Respondent testified that she lived in a small cottage in a court paying $28 a month rental therefor; that she was in charge of the "British War Relief Help," for which she received no compensation; that she "couldn't possibly hold a job if I had one. ... I have to remain there where I can rest any time during the day, and I do frequently go into the back room and rest, because I could not work continuously." She further testifed that she answered the telephone, kept the petty cash account, and was an experienced typist; that her only source of income was a room which she rented in the house in which she lived for $23 per month; that she had "no bank account, no insurance, no property, no jewelry, or no nothing." On cross-examination, this witness testified that she had "bronchial asthma, for one thing, and I have fainting spells frequently. ... They come on very suddenly, and I am out, I may be just answering the telephone and I am gone. People pick me up, and that sort of thing."

It is appellant's contention that there was a distinct "change of circumstances from the former hearing in August, 1944," and that the failure of the trial court "to consider the evidence of appellant's expenses since the discharge of his present wife from the United States Army, and the uncontradicted testimony of appellant concerning his monthly income and expenses ... showed an abuse of discretion." With respect to appellant's testimony regarding his present wife's ill health, the court voluntarily made the following statement: "May I point out to you, counsel, that while her condition may be very unfortunate we cannot, under the law, consider herein any obligation incurred by her to justify the inability to pay the previous order of court, because he entered upon this second marriage with full knowledge of his obligation under the previous order of court."

[1] The following language appearing in the case of Whitehead v. Whitehead, 45 Cal. App. 2d 447, 449 [114 P.2d 403], applies to the instant situation: "The power of the court to make the modification of the interlocutory decree comes directly from the statute. Sections 137 and 139 of [75 Cal. App. 2d 141] the Civil Code provide that orders for the payment of alimony may be altered, modified or revoked 'at the discretion of the court.' The only successful attack upon such an order (when the only a claim is that the award is too high or too low) must be based clear showing of an abuse of that discretion. It was said in Wilder v. Wilder, 214 Cal. 783, 785 [7 P.2d 1032]: 'An abuse of discretion is never presumed and it must be affirmatively established.' Here the whole case of the appellant rests upon the assertion that the trial court abused its discretion when it rejected his evidence and believed the conflicting testimony of the respondent.

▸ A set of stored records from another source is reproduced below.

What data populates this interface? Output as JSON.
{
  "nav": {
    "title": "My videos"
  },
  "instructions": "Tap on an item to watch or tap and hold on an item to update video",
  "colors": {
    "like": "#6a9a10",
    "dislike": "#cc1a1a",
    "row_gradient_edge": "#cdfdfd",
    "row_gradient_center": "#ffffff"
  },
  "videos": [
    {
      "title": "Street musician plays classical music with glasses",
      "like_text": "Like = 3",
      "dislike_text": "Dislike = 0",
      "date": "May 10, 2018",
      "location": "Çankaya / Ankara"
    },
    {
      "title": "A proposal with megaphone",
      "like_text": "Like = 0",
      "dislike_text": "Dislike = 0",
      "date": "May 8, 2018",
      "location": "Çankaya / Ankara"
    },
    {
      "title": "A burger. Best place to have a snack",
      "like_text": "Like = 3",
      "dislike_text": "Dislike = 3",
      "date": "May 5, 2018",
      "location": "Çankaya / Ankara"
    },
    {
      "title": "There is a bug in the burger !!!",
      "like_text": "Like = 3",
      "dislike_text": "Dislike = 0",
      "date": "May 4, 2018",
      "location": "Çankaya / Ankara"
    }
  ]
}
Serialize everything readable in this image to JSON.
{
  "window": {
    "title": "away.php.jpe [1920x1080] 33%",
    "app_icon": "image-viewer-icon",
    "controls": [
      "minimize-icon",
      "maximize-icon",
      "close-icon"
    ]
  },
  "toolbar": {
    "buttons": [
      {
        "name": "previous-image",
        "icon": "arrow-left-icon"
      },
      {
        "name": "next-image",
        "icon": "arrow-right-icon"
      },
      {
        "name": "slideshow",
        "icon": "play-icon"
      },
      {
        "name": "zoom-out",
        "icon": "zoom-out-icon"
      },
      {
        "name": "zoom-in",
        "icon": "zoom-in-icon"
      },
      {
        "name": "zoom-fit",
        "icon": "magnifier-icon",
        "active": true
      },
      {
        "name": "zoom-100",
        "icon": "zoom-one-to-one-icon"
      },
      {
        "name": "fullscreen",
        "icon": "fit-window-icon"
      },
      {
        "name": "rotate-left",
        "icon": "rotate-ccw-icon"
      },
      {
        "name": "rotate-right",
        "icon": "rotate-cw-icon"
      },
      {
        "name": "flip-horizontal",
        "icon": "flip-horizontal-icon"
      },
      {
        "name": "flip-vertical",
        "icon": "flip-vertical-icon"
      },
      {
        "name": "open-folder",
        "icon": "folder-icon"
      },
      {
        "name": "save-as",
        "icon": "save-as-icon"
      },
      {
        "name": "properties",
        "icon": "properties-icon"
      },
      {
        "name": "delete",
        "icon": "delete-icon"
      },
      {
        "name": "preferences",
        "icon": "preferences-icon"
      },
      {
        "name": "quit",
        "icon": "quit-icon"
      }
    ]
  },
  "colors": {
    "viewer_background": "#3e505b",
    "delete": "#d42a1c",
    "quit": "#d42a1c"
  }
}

"This does not present a debatable question on appeal. As the court said in Lent v. H. C. Morris Co., 25 Cal. App. 2d 305, 308 [77 P.2d 301]: 'An appellate court is never justified in substituting its discretion for that of the court sitting nisi prius. Its power is limited to the determination whether there has been such an abuse of discretion that it has resulted in a miscarriage of justice. (Const., art. VI, sec. 4 1/2; Davies v. Ramsdell, 40 Cal. App. 432, 433 [183 P. 702]; Sunset Farms, Inc., v. Superior Court, 9 Cal. App. 2d 389, 405 [50 P.2d 106].)'"

[2] The evidence herein discloses that appellant lives in a home provided by his second wife and in addition has an income of $56.69 per week. It also discloses that respondent pays $28 per month for her apartment; that she rents a room therein for $23 per month, which reduces her rent to $5 per month, but that she has no other income and is in a state of ill health. In this state of the record, it was incumbent upon the court to make a decision, and having done so, it cannot now be said that he abused his discretion in deciding as he did.

For the reasons stated, the order appealed from is affirmed.

Doran, J., and White, J., concurred.